** PROVIDED RECORDS follows **
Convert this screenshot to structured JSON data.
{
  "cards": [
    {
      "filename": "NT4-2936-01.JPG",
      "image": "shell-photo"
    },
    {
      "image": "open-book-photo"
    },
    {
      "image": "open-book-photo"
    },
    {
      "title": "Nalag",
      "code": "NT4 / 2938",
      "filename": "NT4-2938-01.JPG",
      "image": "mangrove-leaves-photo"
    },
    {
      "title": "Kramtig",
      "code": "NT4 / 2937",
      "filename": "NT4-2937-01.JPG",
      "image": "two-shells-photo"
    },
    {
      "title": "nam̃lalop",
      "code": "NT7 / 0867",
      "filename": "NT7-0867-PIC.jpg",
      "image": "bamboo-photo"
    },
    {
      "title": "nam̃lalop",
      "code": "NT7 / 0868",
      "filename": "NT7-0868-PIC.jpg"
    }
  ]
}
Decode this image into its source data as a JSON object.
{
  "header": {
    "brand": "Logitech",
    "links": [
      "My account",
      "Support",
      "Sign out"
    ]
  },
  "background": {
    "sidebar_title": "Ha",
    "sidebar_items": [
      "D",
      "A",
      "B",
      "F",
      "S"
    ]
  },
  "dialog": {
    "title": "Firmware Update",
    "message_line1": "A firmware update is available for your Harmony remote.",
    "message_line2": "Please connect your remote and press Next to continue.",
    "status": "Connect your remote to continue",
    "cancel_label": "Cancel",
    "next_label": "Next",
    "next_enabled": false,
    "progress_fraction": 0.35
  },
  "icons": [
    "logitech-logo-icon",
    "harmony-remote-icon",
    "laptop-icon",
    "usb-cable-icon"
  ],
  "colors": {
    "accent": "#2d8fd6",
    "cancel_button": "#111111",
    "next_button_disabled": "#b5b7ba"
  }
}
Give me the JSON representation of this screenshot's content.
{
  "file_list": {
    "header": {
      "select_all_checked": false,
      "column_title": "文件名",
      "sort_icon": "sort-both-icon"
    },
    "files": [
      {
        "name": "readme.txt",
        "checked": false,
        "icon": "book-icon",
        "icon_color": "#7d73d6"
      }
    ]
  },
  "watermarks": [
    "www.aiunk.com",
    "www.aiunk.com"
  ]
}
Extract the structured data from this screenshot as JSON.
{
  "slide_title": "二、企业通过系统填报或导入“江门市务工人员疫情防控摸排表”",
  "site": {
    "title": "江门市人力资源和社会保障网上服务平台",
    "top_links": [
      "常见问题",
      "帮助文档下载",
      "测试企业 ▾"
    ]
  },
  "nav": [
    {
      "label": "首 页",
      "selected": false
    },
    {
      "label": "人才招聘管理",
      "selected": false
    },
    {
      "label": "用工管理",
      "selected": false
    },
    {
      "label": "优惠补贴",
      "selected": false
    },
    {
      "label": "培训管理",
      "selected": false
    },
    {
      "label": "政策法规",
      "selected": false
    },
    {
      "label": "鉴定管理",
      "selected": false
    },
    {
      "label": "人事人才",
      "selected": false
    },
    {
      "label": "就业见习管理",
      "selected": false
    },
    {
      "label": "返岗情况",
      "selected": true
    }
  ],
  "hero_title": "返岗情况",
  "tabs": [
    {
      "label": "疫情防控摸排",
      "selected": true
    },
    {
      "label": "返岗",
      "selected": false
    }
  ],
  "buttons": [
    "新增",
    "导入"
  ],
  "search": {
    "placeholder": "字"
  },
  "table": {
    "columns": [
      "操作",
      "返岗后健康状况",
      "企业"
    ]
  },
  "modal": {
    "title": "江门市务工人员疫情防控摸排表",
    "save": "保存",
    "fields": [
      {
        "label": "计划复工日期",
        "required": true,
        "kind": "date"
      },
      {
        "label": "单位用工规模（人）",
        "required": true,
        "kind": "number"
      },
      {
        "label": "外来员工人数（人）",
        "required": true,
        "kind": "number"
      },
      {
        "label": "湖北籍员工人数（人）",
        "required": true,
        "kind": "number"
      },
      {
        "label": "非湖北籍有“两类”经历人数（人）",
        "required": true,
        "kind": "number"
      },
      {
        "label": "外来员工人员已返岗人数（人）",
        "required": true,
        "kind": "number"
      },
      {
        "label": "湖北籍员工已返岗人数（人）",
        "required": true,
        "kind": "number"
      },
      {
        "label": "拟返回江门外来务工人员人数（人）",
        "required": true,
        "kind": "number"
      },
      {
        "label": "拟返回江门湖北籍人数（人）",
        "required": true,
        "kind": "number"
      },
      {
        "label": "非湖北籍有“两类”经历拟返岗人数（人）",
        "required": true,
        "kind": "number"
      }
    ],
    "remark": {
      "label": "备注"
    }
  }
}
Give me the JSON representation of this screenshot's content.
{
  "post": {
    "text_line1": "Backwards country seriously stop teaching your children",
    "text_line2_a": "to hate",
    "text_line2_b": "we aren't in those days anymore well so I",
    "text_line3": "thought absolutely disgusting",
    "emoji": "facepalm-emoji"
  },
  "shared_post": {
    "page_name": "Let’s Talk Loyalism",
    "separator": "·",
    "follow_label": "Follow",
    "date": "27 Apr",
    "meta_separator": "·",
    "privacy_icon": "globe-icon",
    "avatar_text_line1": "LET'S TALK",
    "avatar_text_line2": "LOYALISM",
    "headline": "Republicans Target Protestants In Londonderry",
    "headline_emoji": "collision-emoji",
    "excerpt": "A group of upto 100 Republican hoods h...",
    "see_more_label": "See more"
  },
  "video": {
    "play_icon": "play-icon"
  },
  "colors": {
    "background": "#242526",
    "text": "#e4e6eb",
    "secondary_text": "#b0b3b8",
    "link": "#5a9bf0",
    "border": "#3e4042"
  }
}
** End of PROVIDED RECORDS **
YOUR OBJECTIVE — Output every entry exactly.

SOLUTION FOR THIS EXERCISE —
Convert this screenshot to structured JSON data.
{
  "cards": [
    {
      "filename": "NT4-2936-01.JPG",
      "image": "shell-photo"
    },
    {
      "image": "open-book-photo"
    },
    {
      "image": "open-book-photo"
    },
    {
      "title": "Nalag",
      "code": "NT4 / 2938",
      "filename": "NT4-2938-01.JPG",
      "image": "mangrove-leaves-photo"
    },
    {
      "title": "Kramtig",
      "code": "NT4 / 2937",
      "filename": "NT4-2937-01.JPG",
      "image": "two-shells-photo"
    },
    {
      "title": "nam̃lalop",
      "code": "NT7 / 0867",
      "filename": "NT7-0867-PIC.jpg",
      "image": "bamboo-photo"
    },
    {
      "title": "nam̃lalop",
      "code": "NT7 / 0868",
      "filename": "NT7-0868-PIC.jpg"
    }
  ]
}
Decode this image into its source data as a JSON object.
{
  "header": {
    "brand": "Logitech",
    "links": [
      "My account",
      "Support",
      "Sign out"
    ]
  },
  "background": {
    "sidebar_title": "Ha",
    "sidebar_items": [
      "D",
      "A",
      "B",
      "F",
      "S"
    ]
  },
  "dialog": {
    "title": "Firmware Update",
    "message_line1": "A firmware update is available for your Harmony remote.",
    "message_line2": "Please connect your remote and press Next to continue.",
    "status": "Connect your remote to continue",
    "cancel_label": "Cancel",
    "next_label": "Next",
    "next_enabled": false,
    "progress_fraction": 0.35
  },
  "icons": [
    "logitech-logo-icon",
    "harmony-remote-icon",
    "laptop-icon",
    "usb-cable-icon"
  ],
  "colors": {
    "accent": "#2d8fd6",
    "cancel_button": "#111111",
    "next_button_disabled": "#b5b7ba"
  }
}
Give me the JSON representation of this screenshot's content.
{
  "file_list": {
    "header": {
      "select_all_checked": false,
      "column_title": "文件名",
      "sort_icon": "sort-both-icon"
    },
    "files": [
      {
        "name": "readme.txt",
        "checked": false,
        "icon": "book-icon",
        "icon_color": "#7d73d6"
      }
    ]
  },
  "watermarks": [
    "www.aiunk.com",
    "www.aiunk.com"
  ]
}
Extract the structured data from this screenshot as JSON.
{
  "slide_title": "二、企业通过系统填报或导入“江门市务工人员疫情防控摸排表”",
  "site": {
    "title": "江门市人力资源和社会保障网上服务平台",
    "top_links": [
      "常见问题",
      "帮助文档下载",
      "测试企业 ▾"
    ]
  },
  "nav": [
    {
      "label": "首 页",
      "selected": false
    },
    {
      "label": "人才招聘管理",
      "selected": false
    },
    {
      "label": "用工管理",
      "selected": false
    },
    {
      "label": "优惠补贴",
      "selected": false
    },
    {
      "label": "培训管理",
      "selected": false
    },
    {
      "label": "政策法规",
      "selected": false
    },
    {
      "label": "鉴定管理",
      "selected": false
    },
    {
      "label": "人事人才",
      "selected": false
    },
    {
      "label": "就业见习管理",
      "selected": false
    },
    {
      "label": "返岗情况",
      "selected": true
    }
  ],
  "hero_title": "返岗情况",
  "tabs": [
    {
      "label": "疫情防控摸排",
      "selected": true
    },
    {
      "label": "返岗",
      "selected": false
    }
  ],
  "buttons": [
    "新增",
    "导入"
  ],
  "search": {
    "placeholder": "字"
  },
  "table": {
    "columns": [
      "操作",
      "返岗后健康状况",
      "企业"
    ]
  },
  "modal": {
    "title": "江门市务工人员疫情防控摸排表",
    "save": "保存",
    "fields": [
      {
        "label": "计划复工日期",
        "required": true,
        "kind": "date"
      },
      {
        "label": "单位用工规模（人）",
        "required": true,
        "kind": "number"
      },
      {
        "label": "外来员工人数（人）",
        "required": true,
        "kind": "number"
      },
      {
        "label": "湖北籍员工人数（人）",
        "required": true,
        "kind": "number"
      },
      {
        "label": "非湖北籍有“两类”经历人数（人）",
        "required": true,
        "kind": "number"
      },
      {
        "label": "外来员工人员已返岗人数（人）",
        "required": true,
        "kind": "number"
      },
      {
        "label": "湖北籍员工已返岗人数（人）",
        "required": true,
        "kind": "number"
      },
      {
        "label": "拟返回江门外来务工人员人数（人）",
        "required": true,
        "kind": "number"
      },
      {
        "label": "拟返回江门湖北籍人数（人）",
        "required": true,
        "kind": "number"
      },
      {
        "label": "非湖北籍有“两类”经历拟返岗人数（人）",
        "required": true,
        "kind": "number"
      }
    ],
    "remark": {
      "label": "备注"
    }
  }
}
Give me the JSON representation of this screenshot's content.
{
  "post": {
    "text_line1": "Backwards country seriously stop teaching your children",
    "text_line2_a": "to hate",
    "text_line2_b": "we aren't in those days anymore well so I",
    "text_line3": "thought absolutely disgusting",
    "emoji": "facepalm-emoji"
  },
  "shared_post": {
    "page_name": "Let’s Talk Loyalism",
    "separator": "·",
    "follow_label": "Follow",
    "date": "27 Apr",
    "meta_separator": "·",
    "privacy_icon": "globe-icon",
    "avatar_text_line1": "LET'S TALK",
    "avatar_text_line2": "LOYALISM",
    "headline": "Republicans Target Protestants In Londonderry",
    "headline_emoji": "collision-emoji",
    "excerpt": "A group of upto 100 Republican hoods h...",
    "see_more_label": "See more"
  },
  "video": {
    "play_icon": "play-icon"
  },
  "colors": {
    "background": "#242526",
    "text": "#e4e6eb",
    "secondary_text": "#b0b3b8",
    "link": "#5a9bf0",
    "border": "#3e4042"
  }
}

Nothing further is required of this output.